    Transportation Services Division, LADWP, Southern California Edison, the Clean Power Alliance, and 100% Green Schools LA;

    Resolved further, That the District’s 100 percent clean, renewable energy implementation plan shall include options that the District can pursue to achieve its clean, renewable energy goals and those options shall consider a combination of energy-saving measures, investments in on-site generation and storage through the FiT/FiT Plus programs and/or PPAs, as well as procurement through the Clean Power Alliance and other programs currently in development such as Direct Access;

    Resolved further, That the plan shall include a cost-benefit analysis for each option along with an overview of associated financing options, aimed at minimizing costs and maximizing long-term benefits to the District;

    Resolved further, That the plan shall also include measures that enhance equity (e.g., prioritizing infrastructure investments and employment opportunities in frontline and underserved communities) in our schools and provide student learning opportunities in STEM, leverage the Division of Adult and Career Education’s career pathways and apprenticeship programs, sustainability, and the green jobs economy;

    Resolved further, That the proposal shall include a cost/benefit analysis of the transition to and use of digital textbooks and alternatives to single-use consumable instructional materials, as well as recommendations for integrating climate science into professional development opportunities for teachers.

    Resolved further, That the District establish an innovation fund for students, with partnership from LADWP, the philanthropic community and outside partners, that would allow for District students to cultivate solutions to the climate crisis and for these innovations to be funded so they can be brought to fruition.

    Resolved further, That the task force hold stakeholder meetings once every four months with District teachers, parents, students, and staff in order to generate feedback;

    Resolved further, That the task force report to the Board with updates on the development of the implementation plan once every four months until the completed implementation plan is presented to the Board for adoption no later than January 31, 2021; and, be it finally

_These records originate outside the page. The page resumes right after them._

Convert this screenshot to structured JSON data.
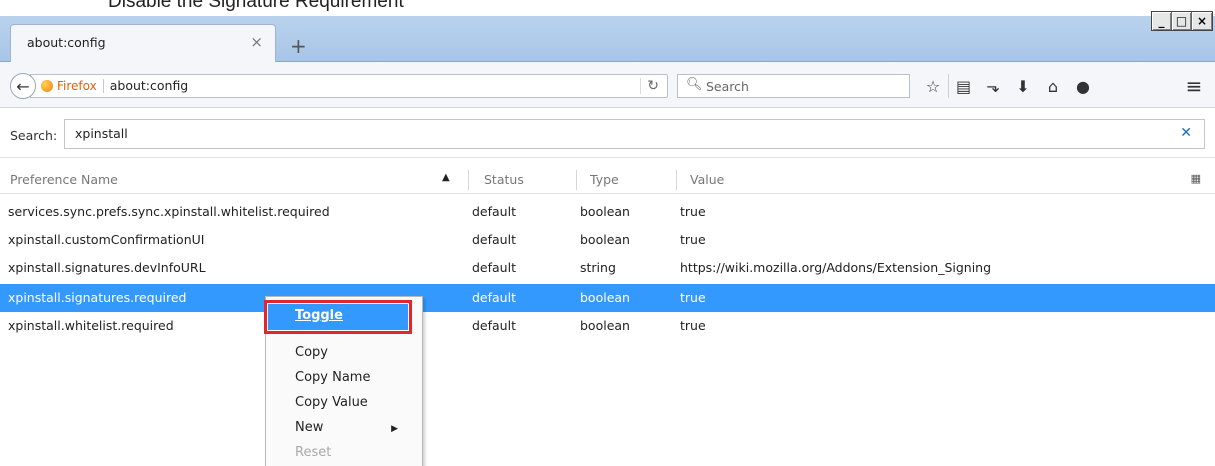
{
  "caption": "Disable the Signature Requirement",
  "window": {
    "tab_title": "about:config",
    "tab_close": "×",
    "new_tab": "+",
    "controls": [
      "_",
      "□",
      "×"
    ]
  },
  "navbar": {
    "back_icon": "arrow-left-icon",
    "identity_label": "Firefox",
    "url": "about:config",
    "reload_icon": "reload-icon",
    "search_placeholder": "Search",
    "toolbar_icons": [
      "star-icon",
      "reading-list-icon",
      "pocket-icon",
      "download-icon",
      "home-icon",
      "chat-icon"
    ],
    "menu_icon": "hamburger-menu-icon"
  },
  "config_search": {
    "label": "Search:",
    "value": "xpinstall",
    "clear_icon": "close-icon"
  },
  "table": {
    "columns": [
      "Preference Name",
      "Status",
      "Type",
      "Value"
    ],
    "sort_direction": "ascending",
    "rows": [
      {
        "name": "services.sync.prefs.sync.xpinstall.whitelist.required",
        "status": "default",
        "type": "boolean",
        "value": "true"
      },
      {
        "name": "xpinstall.customConfirmationUI",
        "status": "default",
        "type": "boolean",
        "value": "true"
      },
      {
        "name": "xpinstall.signatures.devInfoURL",
        "status": "default",
        "type": "string",
        "value": "https://wiki.mozilla.org/Addons/Extension_Signing"
      },
      {
        "name": "xpinstall.signatures.required",
        "status": "default",
        "type": "boolean",
        "value": "true",
        "selected": true
      },
      {
        "name": "xpinstall.whitelist.required",
        "status": "default",
        "type": "boolean",
        "value": "true"
      }
    ]
  },
  "context_menu": {
    "items": [
      "Toggle",
      "Copy",
      "Copy Name",
      "Copy Value",
      "New",
      "Reset"
    ],
    "highlighted": "Toggle",
    "disabled": [
      "Reset"
    ]
  },
  "colors": {
    "selection": "#3399ff",
    "highlight_border": "#e0262e",
    "tab_strip": "#b9d3ee"
  }
}
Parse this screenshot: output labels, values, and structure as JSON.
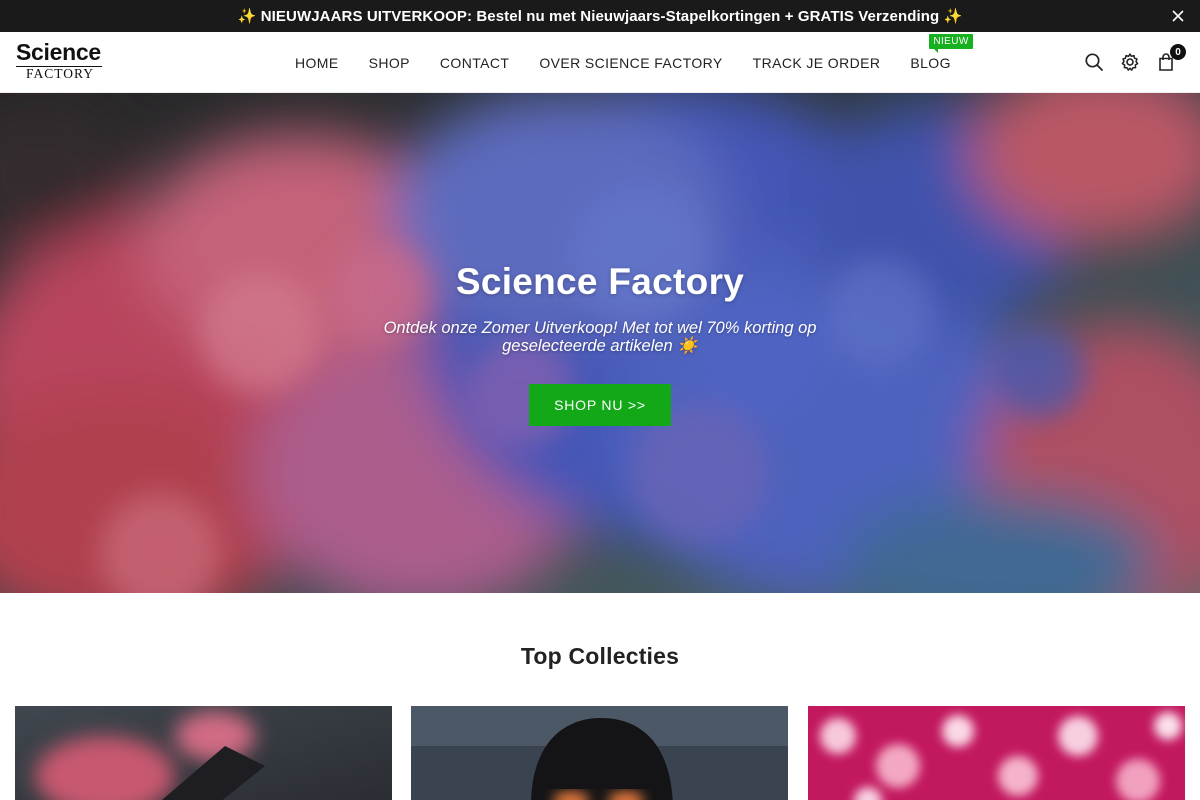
{
  "announcement": {
    "text": "✨ NIEUWJAARS UITVERKOOP: Bestel nu met Nieuwjaars-Stapelkortingen + GRATIS Verzending ✨"
  },
  "logo": {
    "line1": "Science",
    "line2": "FACTORY"
  },
  "nav": {
    "items": [
      {
        "label": "HOME"
      },
      {
        "label": "SHOP"
      },
      {
        "label": "CONTACT"
      },
      {
        "label": "OVER SCIENCE FACTORY"
      },
      {
        "label": "TRACK JE ORDER"
      },
      {
        "label": "BLOG",
        "badge": "NIEUW"
      }
    ]
  },
  "header_icons": {
    "search": "search-icon",
    "settings": "gear-icon",
    "cart": "bag-icon",
    "cart_count": "0"
  },
  "hero": {
    "title": "Science Factory",
    "subtitle": "Ontdek onze Zomer Uitverkoop! Met tot wel 70% korting op geselecteerde artikelen ☀️",
    "button_label": "SHOP NU >>"
  },
  "collections": {
    "title": "Top Collecties"
  },
  "colors": {
    "announcement_bg": "#1a1a1a",
    "accent_green": "#12a818",
    "badge_green": "#17b01e"
  }
}
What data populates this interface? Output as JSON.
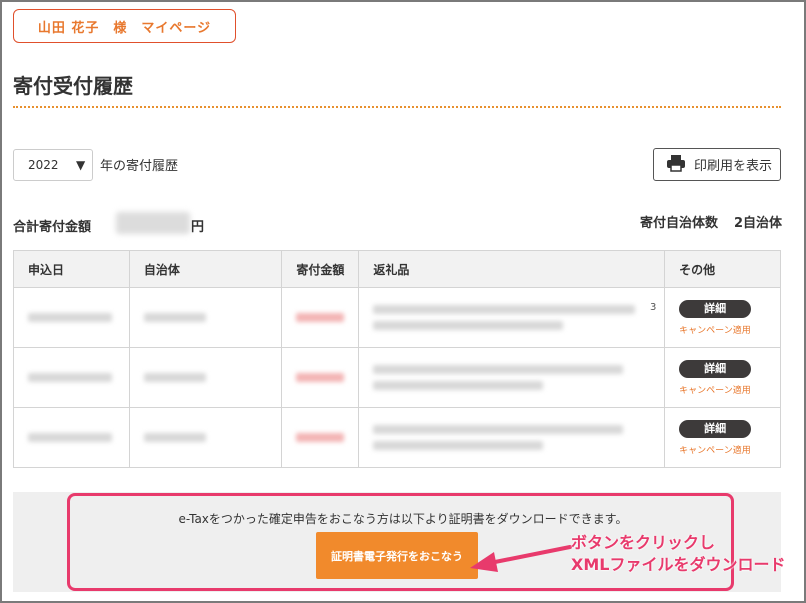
{
  "header": {
    "mypage_label": "山田 花子　様　マイページ"
  },
  "page": {
    "title": "寄付受付履歴"
  },
  "filter": {
    "year_value": "2022",
    "year_caption": "年の寄付履歴",
    "print_label": "印刷用を表示"
  },
  "summary": {
    "total_label": "合計寄付金額",
    "total_unit": "円",
    "municipality_count_label": "寄付自治体数",
    "municipality_count_value": "2自治体"
  },
  "table": {
    "headers": [
      "申込日",
      "自治体",
      "寄付金額",
      "返礼品",
      "その他"
    ],
    "rows": [
      {
        "detail_label": "詳細",
        "campaign_label": "キャンペーン適用"
      },
      {
        "detail_label": "詳細",
        "campaign_label": "キャンペーン適用"
      },
      {
        "detail_label": "詳細",
        "campaign_label": "キャンペーン適用"
      }
    ],
    "row1_stray": "3"
  },
  "etax": {
    "notice": "e-Taxをつかった確定申告をおこなう方は以下より証明書をダウンロードできます。",
    "button_label": "証明書電子発行をおこなう"
  },
  "annotation": {
    "line1": "ボタンをクリックし",
    "line2": "XMLファイルをダウンロード",
    "color": "#e83a6c"
  },
  "colors": {
    "accent": "#e8782e",
    "button": "#f18a2c",
    "highlight": "#e83a6c"
  }
}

    Resolved, That the Board calls on city, state, and federal officials and agencies to work alongside the District in taking swift, effective action on climate change to protect current and future students, their families, and the communities in which they live.